The BMW Group has a formalised process to identify potential human rights issues and to mitigate the risk of our business partners not meeting our standards. The BMW Group assesses the potential human rights risks of all our 13,000 active supplier locations to achieve the highest possible level of transparency possible. The BMW Group has implemented a sustainability risk assessment (which includes human rights risks as part of the social risks) as a core component of our risk management process. The assessment identifies possible human rights risks at all suppliers and considers both the country risk profile and the commodity risk profile. Risk-specific measures such as a risk-adjusted self-assessment-questionnaire (validated), optional external audits, as well as corrective action plans are then implemented as required, based upon the outcome of the assessment.
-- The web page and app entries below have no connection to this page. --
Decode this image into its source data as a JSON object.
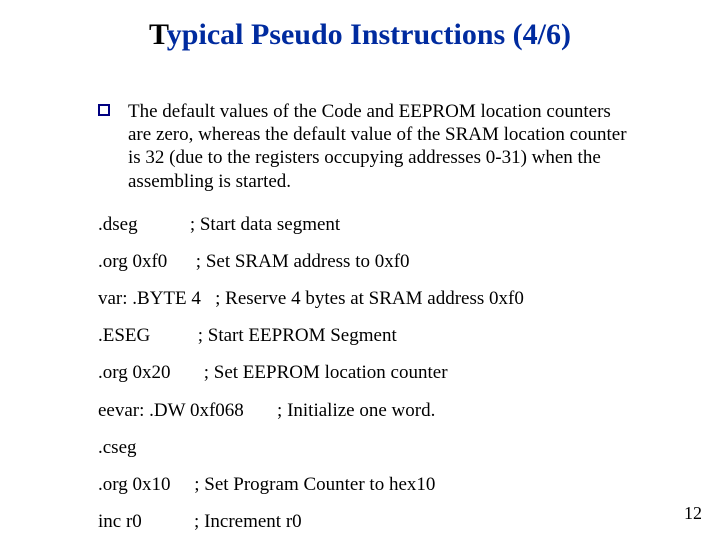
{
  "title": {
    "prefix": "T",
    "rest": "ypical Pseudo Instructions (4/6)"
  },
  "bullet": "The default values of the Code and EEPROM location counters are zero, whereas the default value of the SRAM location counter is 32 (due to the registers occupying addresses 0-31) when the assembling is started.",
  "lines": {
    "l0": ".dseg           ; Start data segment",
    "l1": ".org 0xf0      ; Set SRAM address to 0xf0",
    "l2": "var: .BYTE 4   ; Reserve 4 bytes at SRAM address 0xf0",
    "l3": ".ESEG          ; Start EEPROM Segment",
    "l4": ".org 0x20       ; Set EEPROM location counter",
    "l5": "eevar: .DW 0xf068       ; Initialize one word.",
    "l6": ".cseg",
    "l7": ".org 0x10     ; Set Program Counter to hex10",
    "l8": "inc r0           ; Increment r0"
  },
  "page": "12"
}
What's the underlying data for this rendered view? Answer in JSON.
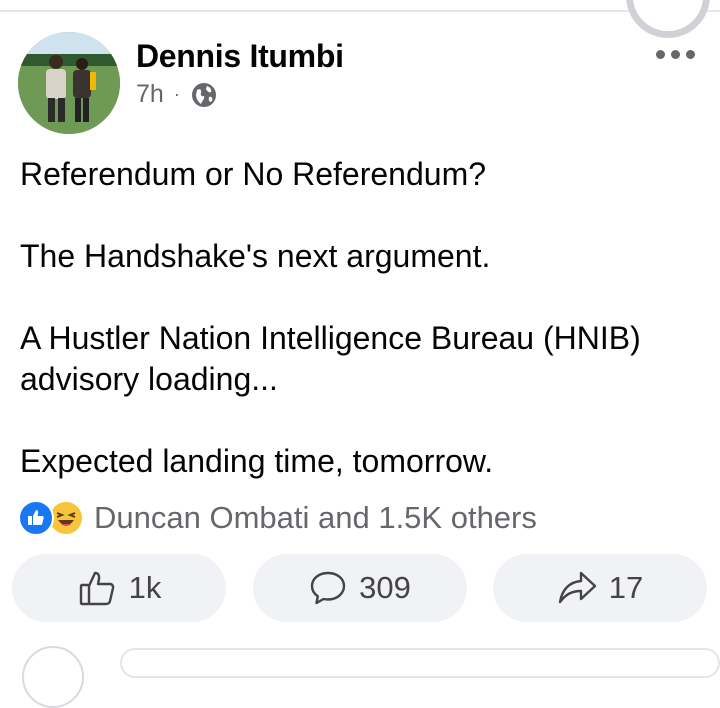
{
  "post": {
    "author": "Dennis Itumbi",
    "time": "7h",
    "separator": "·",
    "privacy_icon": "globe-icon",
    "paragraphs": [
      "Referendum or No Referendum?",
      "The Handshake's next argument.",
      "A Hustler Nation Intelligence Bureau (HNIB) advisory loading...",
      "Expected landing time, tomorrow."
    ],
    "reactions": {
      "icons": [
        "like-reaction-icon",
        "haha-reaction-icon"
      ],
      "summary": "Duncan Ombati and 1.5K others"
    },
    "actions": {
      "like_count": "1k",
      "comment_count": "309",
      "share_count": "17"
    }
  },
  "colors": {
    "like_blue": "#1877f2",
    "haha_yellow": "#f7c43a",
    "secondary_text": "#65676b",
    "button_bg": "#f0f2f5"
  }
}
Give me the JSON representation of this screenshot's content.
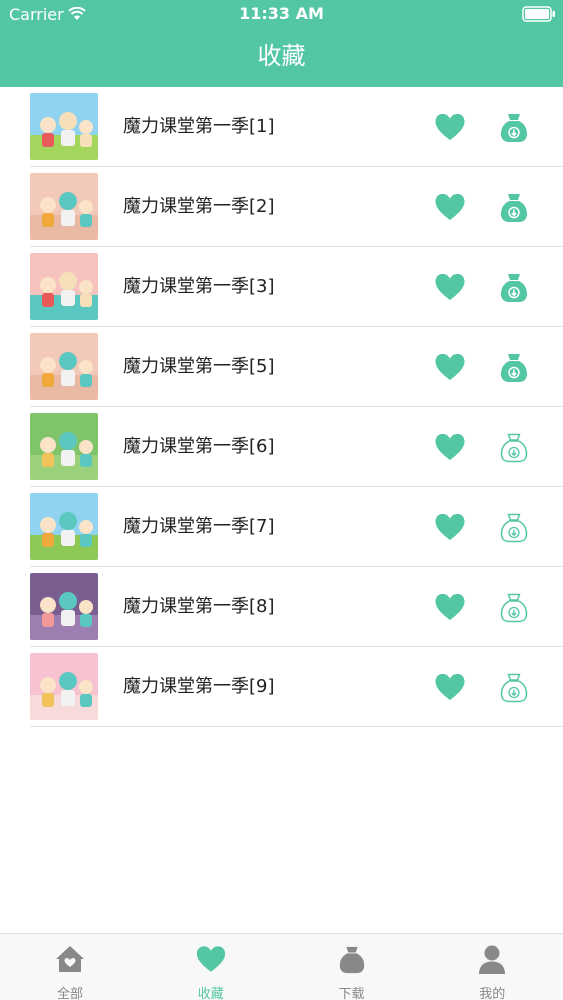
{
  "status_bar": {
    "carrier": "Carrier",
    "time": "11:33 AM",
    "wifi_icon": "wifi-icon",
    "battery_icon": "battery-icon"
  },
  "header": {
    "title": "收藏",
    "background": "#53c6a4"
  },
  "favorites": [
    {
      "title": "魔力课堂第一季[1]",
      "favorited": true,
      "downloaded": true
    },
    {
      "title": "魔力课堂第一季[2]",
      "favorited": true,
      "downloaded": true
    },
    {
      "title": "魔力课堂第一季[3]",
      "favorited": true,
      "downloaded": true
    },
    {
      "title": "魔力课堂第一季[5]",
      "favorited": true,
      "downloaded": true
    },
    {
      "title": "魔力课堂第一季[6]",
      "favorited": true,
      "downloaded": false
    },
    {
      "title": "魔力课堂第一季[7]",
      "favorited": true,
      "downloaded": false
    },
    {
      "title": "魔力课堂第一季[8]",
      "favorited": true,
      "downloaded": false
    },
    {
      "title": "魔力课堂第一季[9]",
      "favorited": true,
      "downloaded": false
    }
  ],
  "tabbar": {
    "tabs": [
      {
        "label": "全部",
        "icon": "home-icon",
        "active": false
      },
      {
        "label": "收藏",
        "icon": "heart-icon",
        "active": true
      },
      {
        "label": "下载",
        "icon": "download-bag-icon",
        "active": false
      },
      {
        "label": "我的",
        "icon": "person-icon",
        "active": false
      }
    ]
  },
  "colors": {
    "accent": "#53c6a4",
    "inactive": "#888888"
  }
}
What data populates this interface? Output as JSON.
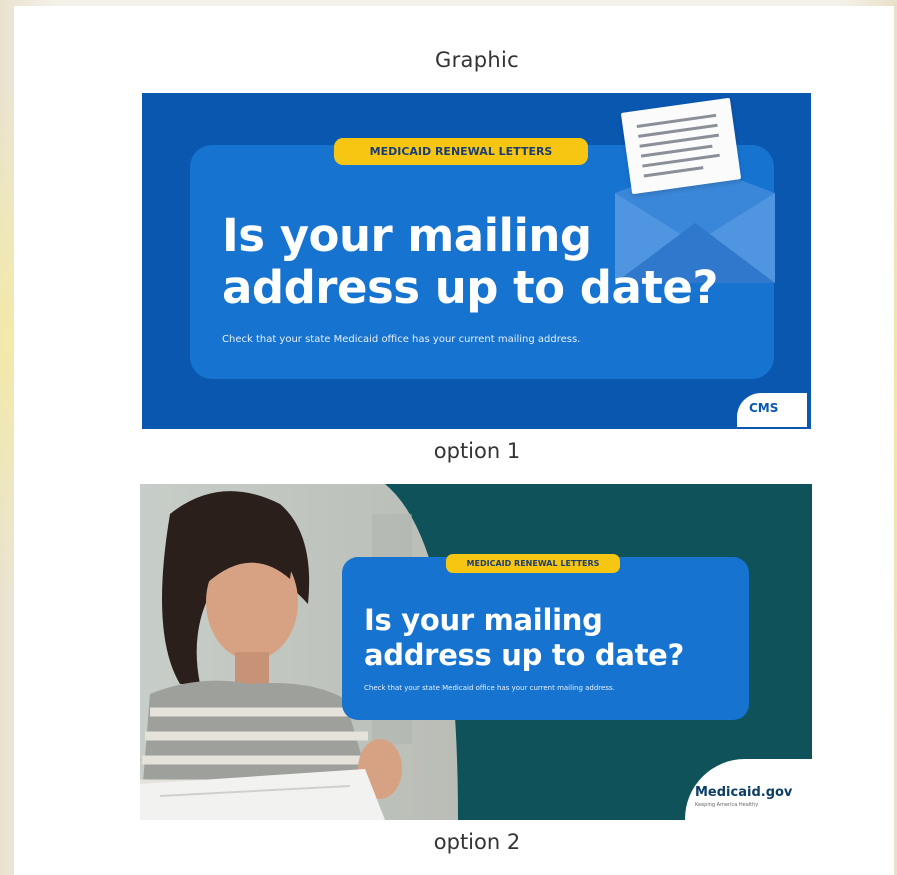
{
  "heading": "Graphic",
  "option1": {
    "caption": "option 1",
    "pill": "MEDICAID RENEWAL LETTERS",
    "headline_line1": "Is your mailing",
    "headline_line2": "address up to date?",
    "subtext": "Check that your state Medicaid office has your current mailing address.",
    "logo": "CMS",
    "colors": {
      "background": "#0a57b0",
      "panel": "#1673cf",
      "pill": "#f6c613"
    },
    "icons": [
      "envelope-letter-icon"
    ]
  },
  "option2": {
    "caption": "option 2",
    "pill": "MEDICAID RENEWAL LETTERS",
    "headline_line1": "Is your mailing",
    "headline_line2": "address up to date?",
    "subtext": "Check that your state Medicaid office has your current mailing address.",
    "logo": "Medicaid.gov",
    "logo_tagline": "Keeping America Healthy",
    "colors": {
      "background": "#0f525a",
      "panel": "#1673cf",
      "pill": "#f6c613"
    }
  }
}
In 2016, around 5,600 (2015: 1,900) potential and existing supplier operations were reviewed with regard to current and potential negative human rights impacts. The assessments identified around 3,300 potential negative impacts. Around 1,000 of these potential risks were associated with suppliers who were subsequently rejected. Action plans and improvements were agreed with around 2,300 (2015: 400) nominated supplier operations based on the pre-agreed evaluation process. Examples of reasons why suppliers could have potential negative impacts were:
• Lack of a sustainability policy for suppliers and their sub-suppliers
• Lack of a policy for observing human rights
• Lack of an environmental management system
• Lack of work instructions for the correct handling of chemicals
• Lack of a social management system
The BMW Group is working with these suppliers to address the issues identified by implementing a concrete plan of action, which is closely monitored. If a supplier operates from a higher risk location, the supplier is audited and if necessary, the BMW Group provides additional support and training to ensure appropriate standards are attained. The sustainability audits are carried out by external auditors, while the sustainability onsite assessments are performed by employees of the BMW Group. Should no improvement be recognised, the supplier will be put on “new business hold” as a final warning and ultimately, delisted as a supplier for the BMW Group.
THE BMW GROUP’S STAFF TRAINING ON HUMAN RIGHTS
After the adoption of the UN Guiding Principles on Business and Human Rights, the BMW Group implemented a comprehensive employee human rights training programme. We train our employees on human rights via face-to-face training and also communicate our position e.g. by newsletters, using the staff intranet and during compliance presentations, e.g. in 2016 at our plant in Thailand or the "APAC BMW Group Compliance Conference" in Kuala Lumpur. Human rights are also integrated in induction events for new employees and a web-based training.
Senior management of the UK-based entities have been made aware of each entity’s responsibilities under the Act, and an additional training program will be initiated to inform and educate relevant UK employees about the specific aspects of the Act 2015, in addition to the broader Human Rights training provided by the BMW Group.
To view a signed copy of the Park Lane Limited Slavery and Human Trafficking Statement for 2016 click here.